Thursday, January 13, 2011

Unwritten Rules of Trail Etiquette

Backpacker Magazine apparently has a new member of their blogging team. The author of The Complete Idiot's Guide to Backpacking and Hiking, Professor Hike (a.k.a. Jason Stevenson), has agreed to dispense with his sage outdoor advice three times a month.

His latest posting, 5 Unwritten Rules of Trail Etiquette, includes some very useful advice that hikers ought to heed. His list includes stepping aside on slopes, letting cairns be, using an "outhouse" that's far away from water sources, campsites and trails, saying hello to other hikers, and ditching your cell phone (for non-emergency use).

For whatever reason Professor Hike left out many other trail etiquette rules.

For example:

* Hikers should always yield to horses. It's probably a good idea to move off the trail and give as much room as possible. Horses can be quite skittish. I have a friend who was riding his bike past an Amish buggy several years ago, and got kicked in the chest by the horse as he was passing.

If you're a mountain biker, the proper rule is to yield to both hikers and horses.

* When hiking in a group, yield to single or pair hikers.

* Stay on the trail. Taking shortcuts and cutting switchbacks causes erosion.

* Keep your dog on a leash. It keeps your dog and wildlife safe. It also prevents unwanted interactions with other hikers. I can't tell you how many times I've seen "lost dog" postings at trailheads.

* Hike quietly. Allow your fellow hikers to enjoy the peace and solitude of the wilderness, especially at key viewpoints and lunch spots.

* Leave no trace. If you "Pack It In" then, "Pack It Out". Litter doesn't seem to be as much of a problem as it used to be, however, I still come across it every now and then.



Chuck Allen said...

Amen to all those. Trail etiquette is an important subject that does need to be discussed occasionally. Believe me, I've had a few talks with people over the years with other hikers about respect for the back country and for their fellow hiker. I feel that a little direct education sometimes is needed when people clearly are clueless.

Eric and Noelle Grunwald said...

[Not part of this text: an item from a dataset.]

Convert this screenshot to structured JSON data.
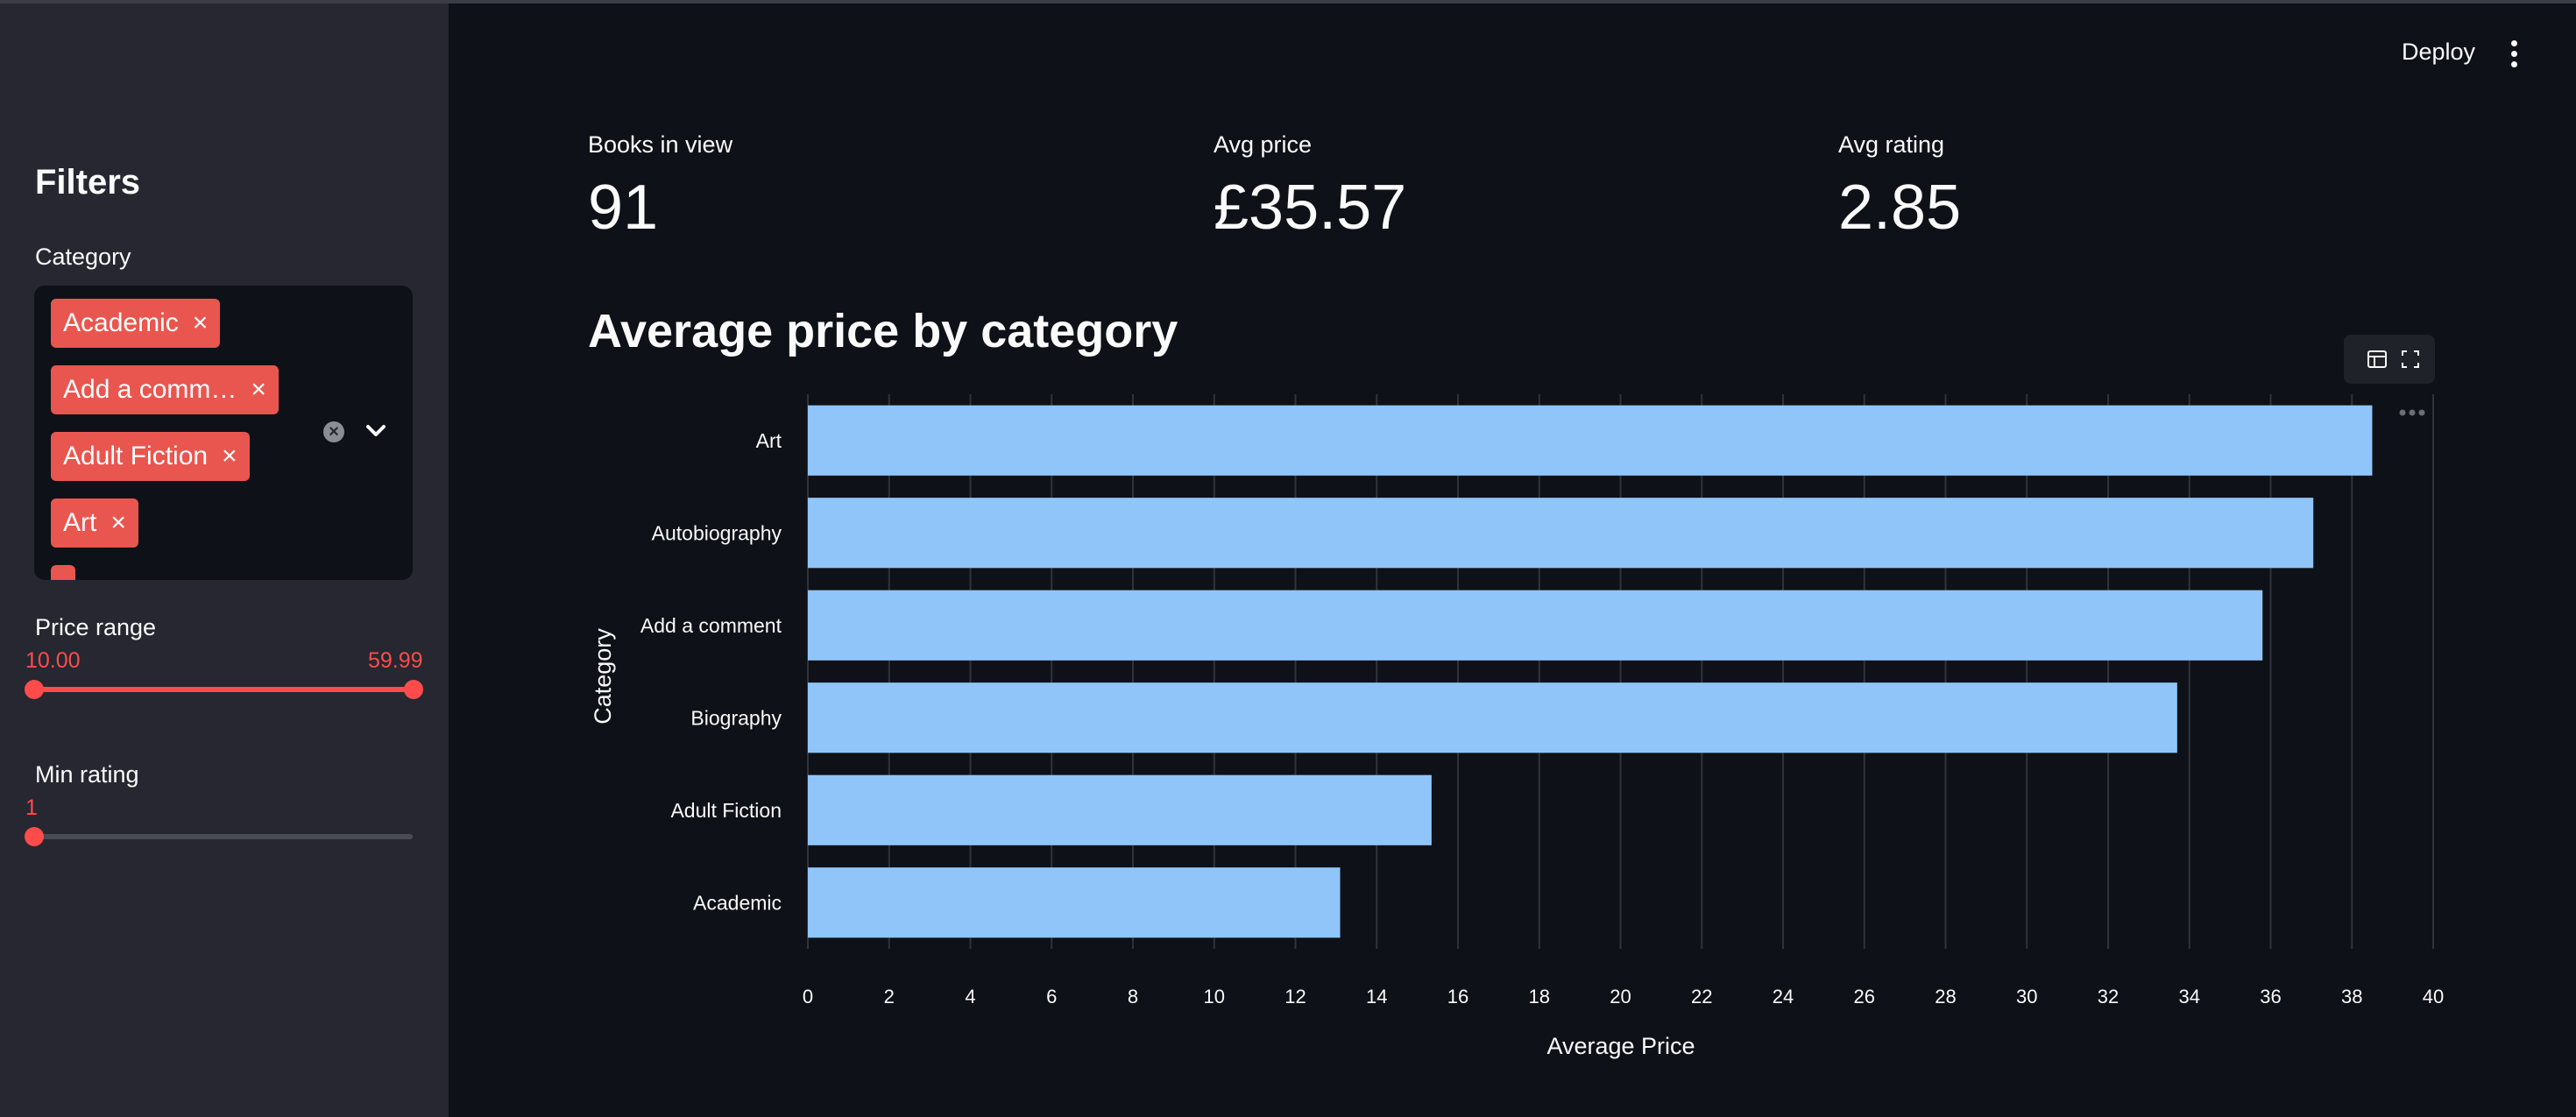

It doesn't really have anything to do with trail etiquette but I thought I'd offer an idea I've had for some time now about establishing an official long-distance hiking trail for each of our 50 states. I'm guessing I'm not the first person to have this idea, but I've posted my "official" list at
Let me know what you think.